Located in the heart of the Southwest, Nevada is nicknamed “The Silver State” for the silver rush that occurred during the mid 1800s which helped put the state on the map. Nevada is perhaps best known for its largest city, Las Vegas – a prime entertainment capital and the setting for countless books and movies. While the city’s popularity is undeniable and its tourism and casino industries play a massive part in the state’s economy, there’s much more to Nevada than gambling. The natural beauty of the state is awe-inspiring, ranging from snow-capped peaks to expansive deserts, and even Las Vegas itself, with its warm temperatures and Southwestern charm, can be a great place to retire and call home.
There are more than 40 nursing homes in Nevada. A Place for Mom’s Senior Living Advisors can provide you with a list of nursing homes in Nevada to help you find the community that fits your needs and budget. According to Genworth, the median monthly cost of a private room in a nursing home in Nevada is about $9,300. The median monthly cost for a semi-private room is around $7,600.
The Centers for Medicare & Medicaid Services (CMS) is a federal agency that regulates and provides ratings for nursing homes and skilled nursing facilities. CMS offers guidance to state Medicaid services regarding rules for facilities that are Medicaid-certified. Medicare provides a national nursing home website to view the audit and licensing history of Medicare-approved nursing homes.

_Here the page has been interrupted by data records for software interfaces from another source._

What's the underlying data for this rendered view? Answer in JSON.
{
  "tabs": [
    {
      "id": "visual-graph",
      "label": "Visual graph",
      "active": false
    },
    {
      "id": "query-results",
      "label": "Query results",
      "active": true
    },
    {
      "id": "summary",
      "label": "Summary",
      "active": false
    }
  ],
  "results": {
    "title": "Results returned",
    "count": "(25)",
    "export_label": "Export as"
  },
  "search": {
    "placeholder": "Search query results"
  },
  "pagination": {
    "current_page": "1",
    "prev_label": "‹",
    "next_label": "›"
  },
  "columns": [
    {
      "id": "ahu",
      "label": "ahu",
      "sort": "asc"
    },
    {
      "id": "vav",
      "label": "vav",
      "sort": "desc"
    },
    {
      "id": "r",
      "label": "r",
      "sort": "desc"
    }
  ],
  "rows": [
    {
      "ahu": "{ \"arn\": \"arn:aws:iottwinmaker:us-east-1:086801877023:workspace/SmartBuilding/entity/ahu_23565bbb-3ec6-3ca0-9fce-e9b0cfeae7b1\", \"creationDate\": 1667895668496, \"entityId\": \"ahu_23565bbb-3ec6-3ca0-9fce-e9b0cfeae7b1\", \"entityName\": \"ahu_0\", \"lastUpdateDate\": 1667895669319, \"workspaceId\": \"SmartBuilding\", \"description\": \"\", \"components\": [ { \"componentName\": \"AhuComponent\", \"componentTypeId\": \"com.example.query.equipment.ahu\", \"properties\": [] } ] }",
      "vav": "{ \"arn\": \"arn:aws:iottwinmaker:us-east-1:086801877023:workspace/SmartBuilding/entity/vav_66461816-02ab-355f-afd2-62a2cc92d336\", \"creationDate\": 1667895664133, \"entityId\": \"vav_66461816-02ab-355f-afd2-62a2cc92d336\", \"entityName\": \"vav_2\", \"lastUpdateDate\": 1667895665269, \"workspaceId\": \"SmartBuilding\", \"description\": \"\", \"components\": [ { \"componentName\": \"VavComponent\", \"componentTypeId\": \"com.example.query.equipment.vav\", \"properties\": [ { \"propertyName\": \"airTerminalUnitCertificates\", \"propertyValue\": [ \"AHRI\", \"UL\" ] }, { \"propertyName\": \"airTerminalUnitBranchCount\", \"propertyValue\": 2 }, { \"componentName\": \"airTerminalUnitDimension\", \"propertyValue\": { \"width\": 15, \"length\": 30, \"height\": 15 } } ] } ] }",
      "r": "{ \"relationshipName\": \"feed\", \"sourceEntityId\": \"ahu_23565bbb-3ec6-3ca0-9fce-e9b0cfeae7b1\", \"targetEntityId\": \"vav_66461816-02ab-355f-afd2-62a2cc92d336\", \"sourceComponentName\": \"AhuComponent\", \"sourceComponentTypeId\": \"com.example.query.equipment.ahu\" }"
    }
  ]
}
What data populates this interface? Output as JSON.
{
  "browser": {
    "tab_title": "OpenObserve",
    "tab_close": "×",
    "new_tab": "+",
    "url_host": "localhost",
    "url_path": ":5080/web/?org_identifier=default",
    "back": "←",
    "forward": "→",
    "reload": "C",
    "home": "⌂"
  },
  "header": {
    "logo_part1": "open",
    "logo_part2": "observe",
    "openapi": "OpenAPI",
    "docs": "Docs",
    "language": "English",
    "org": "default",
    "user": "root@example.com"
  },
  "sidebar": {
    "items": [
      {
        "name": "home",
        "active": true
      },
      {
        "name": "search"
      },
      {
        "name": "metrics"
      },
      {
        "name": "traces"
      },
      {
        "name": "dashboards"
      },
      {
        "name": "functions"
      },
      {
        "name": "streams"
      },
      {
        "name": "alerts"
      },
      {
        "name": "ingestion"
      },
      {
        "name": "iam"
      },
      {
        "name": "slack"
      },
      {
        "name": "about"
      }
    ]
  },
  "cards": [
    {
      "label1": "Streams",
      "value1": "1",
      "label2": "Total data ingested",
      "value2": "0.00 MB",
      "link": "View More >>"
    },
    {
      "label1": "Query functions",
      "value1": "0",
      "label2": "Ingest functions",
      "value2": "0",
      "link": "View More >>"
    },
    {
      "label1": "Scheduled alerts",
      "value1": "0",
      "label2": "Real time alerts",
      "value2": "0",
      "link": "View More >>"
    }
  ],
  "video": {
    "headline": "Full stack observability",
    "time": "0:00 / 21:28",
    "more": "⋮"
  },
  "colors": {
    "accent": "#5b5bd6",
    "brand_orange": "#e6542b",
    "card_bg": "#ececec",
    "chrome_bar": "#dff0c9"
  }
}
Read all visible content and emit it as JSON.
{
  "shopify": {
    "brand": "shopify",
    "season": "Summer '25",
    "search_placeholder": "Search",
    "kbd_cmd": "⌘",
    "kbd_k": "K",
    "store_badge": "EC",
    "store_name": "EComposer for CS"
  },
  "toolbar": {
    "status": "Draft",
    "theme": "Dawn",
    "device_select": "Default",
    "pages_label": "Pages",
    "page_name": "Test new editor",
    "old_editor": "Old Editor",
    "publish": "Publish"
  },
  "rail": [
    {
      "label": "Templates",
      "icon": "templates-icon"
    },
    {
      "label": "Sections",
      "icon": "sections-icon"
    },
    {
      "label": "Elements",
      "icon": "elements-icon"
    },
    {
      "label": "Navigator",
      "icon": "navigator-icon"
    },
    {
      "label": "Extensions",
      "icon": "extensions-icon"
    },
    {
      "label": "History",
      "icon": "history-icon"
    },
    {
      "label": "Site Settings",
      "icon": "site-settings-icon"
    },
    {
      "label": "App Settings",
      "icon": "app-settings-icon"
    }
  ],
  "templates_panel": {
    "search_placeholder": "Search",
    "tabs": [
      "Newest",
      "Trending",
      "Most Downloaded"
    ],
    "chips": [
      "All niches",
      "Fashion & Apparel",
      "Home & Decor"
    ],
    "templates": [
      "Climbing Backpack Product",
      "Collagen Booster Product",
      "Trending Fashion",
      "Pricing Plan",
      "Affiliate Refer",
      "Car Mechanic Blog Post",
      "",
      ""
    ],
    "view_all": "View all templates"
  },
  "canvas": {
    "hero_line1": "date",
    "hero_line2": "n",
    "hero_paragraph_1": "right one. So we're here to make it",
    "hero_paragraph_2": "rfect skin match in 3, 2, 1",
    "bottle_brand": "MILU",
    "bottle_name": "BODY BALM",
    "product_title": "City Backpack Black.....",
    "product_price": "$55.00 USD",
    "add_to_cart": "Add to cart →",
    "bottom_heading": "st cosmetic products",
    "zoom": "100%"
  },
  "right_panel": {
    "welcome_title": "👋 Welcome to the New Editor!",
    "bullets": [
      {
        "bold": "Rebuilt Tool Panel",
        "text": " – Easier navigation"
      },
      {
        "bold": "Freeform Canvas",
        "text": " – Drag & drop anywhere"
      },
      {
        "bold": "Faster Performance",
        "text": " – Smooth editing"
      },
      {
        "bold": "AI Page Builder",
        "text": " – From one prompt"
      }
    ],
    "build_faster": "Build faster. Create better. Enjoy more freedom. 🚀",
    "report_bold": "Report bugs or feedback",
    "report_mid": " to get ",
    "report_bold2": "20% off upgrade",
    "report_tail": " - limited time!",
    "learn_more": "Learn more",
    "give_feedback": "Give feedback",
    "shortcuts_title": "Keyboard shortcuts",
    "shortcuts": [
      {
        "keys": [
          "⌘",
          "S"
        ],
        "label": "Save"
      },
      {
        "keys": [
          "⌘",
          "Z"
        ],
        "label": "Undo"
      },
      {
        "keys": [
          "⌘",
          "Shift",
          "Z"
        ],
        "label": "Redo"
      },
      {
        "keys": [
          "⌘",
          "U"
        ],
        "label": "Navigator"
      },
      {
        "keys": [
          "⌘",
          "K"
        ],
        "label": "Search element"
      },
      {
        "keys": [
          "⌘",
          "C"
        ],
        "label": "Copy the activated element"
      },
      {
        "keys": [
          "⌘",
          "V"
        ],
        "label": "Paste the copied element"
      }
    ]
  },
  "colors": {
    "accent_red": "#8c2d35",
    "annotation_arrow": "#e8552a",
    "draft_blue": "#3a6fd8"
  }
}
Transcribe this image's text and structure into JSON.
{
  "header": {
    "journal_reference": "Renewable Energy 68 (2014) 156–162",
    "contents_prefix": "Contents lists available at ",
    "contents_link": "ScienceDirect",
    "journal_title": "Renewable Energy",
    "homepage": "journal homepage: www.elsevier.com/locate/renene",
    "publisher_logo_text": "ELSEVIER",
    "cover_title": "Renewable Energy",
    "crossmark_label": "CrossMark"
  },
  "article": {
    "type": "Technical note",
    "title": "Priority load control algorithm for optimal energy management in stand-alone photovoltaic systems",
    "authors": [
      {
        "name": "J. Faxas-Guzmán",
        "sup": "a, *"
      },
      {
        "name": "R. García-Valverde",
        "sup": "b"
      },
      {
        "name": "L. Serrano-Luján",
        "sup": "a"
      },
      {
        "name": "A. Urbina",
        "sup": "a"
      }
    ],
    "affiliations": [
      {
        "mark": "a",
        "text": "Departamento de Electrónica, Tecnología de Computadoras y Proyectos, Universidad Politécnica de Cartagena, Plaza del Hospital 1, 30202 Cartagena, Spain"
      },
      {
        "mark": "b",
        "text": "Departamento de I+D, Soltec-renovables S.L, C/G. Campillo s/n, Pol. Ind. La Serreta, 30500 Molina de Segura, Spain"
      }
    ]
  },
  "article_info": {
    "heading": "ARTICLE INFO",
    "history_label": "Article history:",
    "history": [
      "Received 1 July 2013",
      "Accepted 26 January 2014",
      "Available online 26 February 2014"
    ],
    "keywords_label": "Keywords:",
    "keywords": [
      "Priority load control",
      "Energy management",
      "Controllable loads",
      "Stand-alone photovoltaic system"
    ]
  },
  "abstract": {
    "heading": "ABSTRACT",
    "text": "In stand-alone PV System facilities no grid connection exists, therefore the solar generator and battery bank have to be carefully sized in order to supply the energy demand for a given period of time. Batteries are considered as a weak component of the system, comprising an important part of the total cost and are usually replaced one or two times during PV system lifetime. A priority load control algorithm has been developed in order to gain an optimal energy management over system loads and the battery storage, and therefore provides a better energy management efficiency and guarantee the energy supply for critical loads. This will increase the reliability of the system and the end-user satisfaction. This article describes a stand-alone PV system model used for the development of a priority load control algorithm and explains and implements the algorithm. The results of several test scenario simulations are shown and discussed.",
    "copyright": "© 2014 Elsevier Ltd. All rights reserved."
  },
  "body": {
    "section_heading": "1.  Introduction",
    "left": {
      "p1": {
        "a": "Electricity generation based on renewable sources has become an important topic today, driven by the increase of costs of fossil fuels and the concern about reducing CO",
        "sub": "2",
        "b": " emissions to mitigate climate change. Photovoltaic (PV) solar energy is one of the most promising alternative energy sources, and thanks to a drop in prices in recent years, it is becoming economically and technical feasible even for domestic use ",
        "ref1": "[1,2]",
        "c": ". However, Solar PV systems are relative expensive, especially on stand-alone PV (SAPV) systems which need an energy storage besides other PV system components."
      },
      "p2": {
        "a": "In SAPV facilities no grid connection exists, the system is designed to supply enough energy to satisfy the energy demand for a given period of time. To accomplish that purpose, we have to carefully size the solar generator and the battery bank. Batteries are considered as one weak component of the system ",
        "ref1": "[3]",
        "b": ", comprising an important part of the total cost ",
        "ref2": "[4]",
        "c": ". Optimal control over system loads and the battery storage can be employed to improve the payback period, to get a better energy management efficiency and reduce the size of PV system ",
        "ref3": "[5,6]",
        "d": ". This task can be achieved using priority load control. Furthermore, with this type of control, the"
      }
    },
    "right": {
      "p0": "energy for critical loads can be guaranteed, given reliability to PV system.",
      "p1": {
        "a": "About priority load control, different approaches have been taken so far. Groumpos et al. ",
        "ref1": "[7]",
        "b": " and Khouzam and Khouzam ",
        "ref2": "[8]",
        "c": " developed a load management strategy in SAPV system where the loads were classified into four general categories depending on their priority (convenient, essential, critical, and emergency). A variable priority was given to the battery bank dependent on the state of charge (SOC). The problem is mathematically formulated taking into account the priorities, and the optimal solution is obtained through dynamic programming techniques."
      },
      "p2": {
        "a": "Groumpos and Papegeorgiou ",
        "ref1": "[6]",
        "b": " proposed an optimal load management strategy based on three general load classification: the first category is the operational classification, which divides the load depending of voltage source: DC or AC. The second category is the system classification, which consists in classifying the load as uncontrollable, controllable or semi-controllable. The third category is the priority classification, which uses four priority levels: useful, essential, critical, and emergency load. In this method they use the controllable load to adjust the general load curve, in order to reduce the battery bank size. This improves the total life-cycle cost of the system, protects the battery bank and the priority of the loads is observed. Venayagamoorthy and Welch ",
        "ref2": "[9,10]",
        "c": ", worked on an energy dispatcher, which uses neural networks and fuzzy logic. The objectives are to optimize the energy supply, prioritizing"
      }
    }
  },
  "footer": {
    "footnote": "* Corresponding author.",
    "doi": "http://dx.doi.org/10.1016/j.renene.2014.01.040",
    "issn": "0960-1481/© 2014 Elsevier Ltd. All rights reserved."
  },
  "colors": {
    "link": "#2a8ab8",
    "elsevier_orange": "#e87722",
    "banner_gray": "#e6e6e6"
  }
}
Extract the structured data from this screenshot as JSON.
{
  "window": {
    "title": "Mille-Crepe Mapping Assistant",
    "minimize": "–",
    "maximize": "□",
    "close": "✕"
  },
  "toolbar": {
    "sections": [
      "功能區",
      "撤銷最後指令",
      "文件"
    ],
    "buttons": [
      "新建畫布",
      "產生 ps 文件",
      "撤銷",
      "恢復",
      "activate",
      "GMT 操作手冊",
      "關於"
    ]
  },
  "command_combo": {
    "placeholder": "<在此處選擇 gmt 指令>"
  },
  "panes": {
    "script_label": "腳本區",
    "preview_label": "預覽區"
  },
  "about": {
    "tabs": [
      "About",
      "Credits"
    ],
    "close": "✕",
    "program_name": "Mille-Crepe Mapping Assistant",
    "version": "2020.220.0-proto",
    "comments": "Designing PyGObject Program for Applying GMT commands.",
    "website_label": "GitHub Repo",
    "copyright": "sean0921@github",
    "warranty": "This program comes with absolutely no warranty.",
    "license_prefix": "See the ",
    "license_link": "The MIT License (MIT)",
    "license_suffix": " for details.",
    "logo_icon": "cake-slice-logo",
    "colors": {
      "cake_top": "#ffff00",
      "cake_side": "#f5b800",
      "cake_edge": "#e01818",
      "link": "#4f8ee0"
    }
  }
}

Each state regulates senior living communities differently, but you can use APFM’s guide to assisted living regulations to learn more about access to facility records in Nevada.
In Nevada, nursing homes — also called convalescent homes or skilled nursing facilities — are intended for seniors who require 24-hour monitoring and medical assistance. These communities are designed to promote independence among seniors who require constant nursing care to perform activities of daily living (ADLs), but do not require hospital-level care.
Overall, the cost of living in Nevada is considered to be less affordable than the national average. The state has a high overall housing cost, mainly because the Las Vegas metropolitan area is one of the country’s premiere vacation and retirement spots. Nevada also has a high cost of transportation, mostly due to a lack of public transit in some areas and a dependence on personal vehicles. All index scores are based on a scale with the national average set at 100.
In Nevada, 16% of the state's population are over the age of 65. In the 2016 presidential election, Nevada leaned slightly liberal. The larger cities in Nevada, such as Las Vegas, tend to lean liberal, while the rural areas of the state are often more conservative. The state of Nevada has a very large Hispanic population which contributes to a notable cultural presence in the area.
The majority of Nevada has a semi-arid or cold desert climate with hot summers, cold winters, and below average precipitation levels. The southern tip of the state has a warm desert climate that gets extremely hot in the summer. Portions of Death Valley, one of the hottest places on the planet, are located in this region of the state, along its border with California. Nevada has an extremely low humidity level and below average precipitation levels, which have earned it the title of “driest state in the U.S.” This dry desert climate, in addition to countless opportunities for entertainment, make Nevada one of the most popular destinations in the country to retire.
Moderate air quality means that those who are sensitive to particulates in the air should limit the amount of time they spend on outdoor exertion.